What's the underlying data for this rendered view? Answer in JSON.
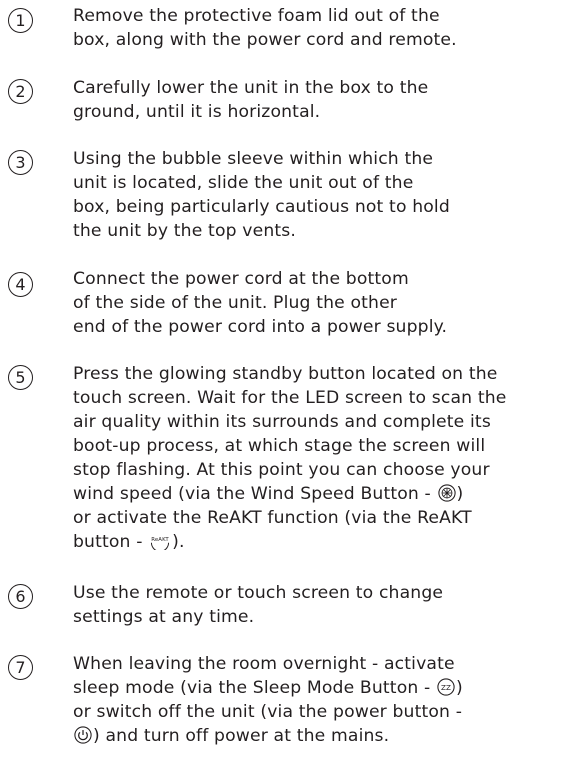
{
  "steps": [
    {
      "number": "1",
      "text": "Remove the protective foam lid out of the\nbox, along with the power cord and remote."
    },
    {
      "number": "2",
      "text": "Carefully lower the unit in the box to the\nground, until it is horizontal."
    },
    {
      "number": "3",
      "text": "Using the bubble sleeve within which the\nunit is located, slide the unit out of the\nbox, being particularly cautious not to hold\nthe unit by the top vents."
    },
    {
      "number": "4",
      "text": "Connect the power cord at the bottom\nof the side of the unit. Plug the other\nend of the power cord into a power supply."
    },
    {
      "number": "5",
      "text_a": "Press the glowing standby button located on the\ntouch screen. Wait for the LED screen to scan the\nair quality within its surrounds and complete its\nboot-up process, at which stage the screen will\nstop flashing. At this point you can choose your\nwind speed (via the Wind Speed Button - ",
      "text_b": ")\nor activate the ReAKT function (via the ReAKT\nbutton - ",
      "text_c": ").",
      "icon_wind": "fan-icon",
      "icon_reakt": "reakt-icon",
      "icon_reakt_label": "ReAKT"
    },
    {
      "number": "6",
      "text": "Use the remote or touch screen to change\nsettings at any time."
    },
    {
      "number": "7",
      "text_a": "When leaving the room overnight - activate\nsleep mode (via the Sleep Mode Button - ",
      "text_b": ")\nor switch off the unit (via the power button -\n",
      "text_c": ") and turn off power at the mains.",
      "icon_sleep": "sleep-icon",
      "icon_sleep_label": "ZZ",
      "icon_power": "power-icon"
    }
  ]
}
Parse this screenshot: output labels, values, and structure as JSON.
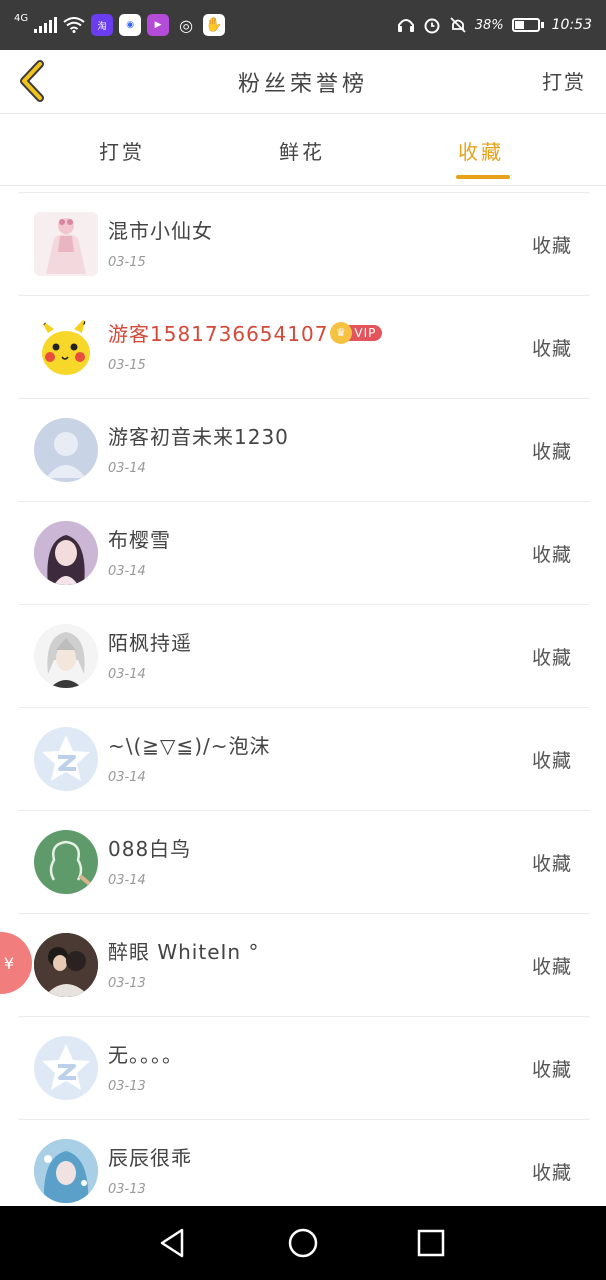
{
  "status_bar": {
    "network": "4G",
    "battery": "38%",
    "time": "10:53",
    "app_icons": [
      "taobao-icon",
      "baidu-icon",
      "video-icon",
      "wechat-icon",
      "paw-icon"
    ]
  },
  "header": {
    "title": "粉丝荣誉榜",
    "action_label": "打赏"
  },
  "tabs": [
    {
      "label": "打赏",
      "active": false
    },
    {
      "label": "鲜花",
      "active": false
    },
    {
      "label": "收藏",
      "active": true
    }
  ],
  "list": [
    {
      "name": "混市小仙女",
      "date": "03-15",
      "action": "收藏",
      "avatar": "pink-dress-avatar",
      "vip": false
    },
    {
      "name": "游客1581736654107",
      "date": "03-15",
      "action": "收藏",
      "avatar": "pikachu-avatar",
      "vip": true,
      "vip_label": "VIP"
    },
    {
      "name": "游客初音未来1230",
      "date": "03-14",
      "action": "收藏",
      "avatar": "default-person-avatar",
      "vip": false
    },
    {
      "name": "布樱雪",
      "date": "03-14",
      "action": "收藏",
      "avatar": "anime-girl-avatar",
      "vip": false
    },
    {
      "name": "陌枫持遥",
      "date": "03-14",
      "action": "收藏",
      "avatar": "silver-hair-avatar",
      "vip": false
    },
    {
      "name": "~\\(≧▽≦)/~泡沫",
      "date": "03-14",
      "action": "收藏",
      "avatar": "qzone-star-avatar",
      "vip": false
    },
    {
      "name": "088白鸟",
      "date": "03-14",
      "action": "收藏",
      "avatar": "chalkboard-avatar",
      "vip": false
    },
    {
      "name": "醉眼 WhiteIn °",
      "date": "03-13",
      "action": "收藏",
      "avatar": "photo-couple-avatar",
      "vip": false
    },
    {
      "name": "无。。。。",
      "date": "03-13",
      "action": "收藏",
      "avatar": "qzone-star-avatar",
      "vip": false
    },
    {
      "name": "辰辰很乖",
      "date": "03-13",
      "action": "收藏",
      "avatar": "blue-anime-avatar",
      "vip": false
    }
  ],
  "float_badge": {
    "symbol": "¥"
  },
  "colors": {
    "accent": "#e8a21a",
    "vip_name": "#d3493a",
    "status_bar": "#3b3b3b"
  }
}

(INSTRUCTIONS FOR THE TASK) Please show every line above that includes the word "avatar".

(RESPONSE TO THIS EXERCISE)
      "avatar": "pink-dress-avatar",
      "avatar": "pikachu-avatar",
      "avatar": "default-person-avatar",
      "avatar": "anime-girl-avatar",
      "avatar": "silver-hair-avatar",
      "avatar": "qzone-star-avatar",
      "avatar": "chalkboard-avatar",
      "avatar": "photo-couple-avatar",
      "avatar": "qzone-star-avatar",
      "avatar": "blue-anime-avatar",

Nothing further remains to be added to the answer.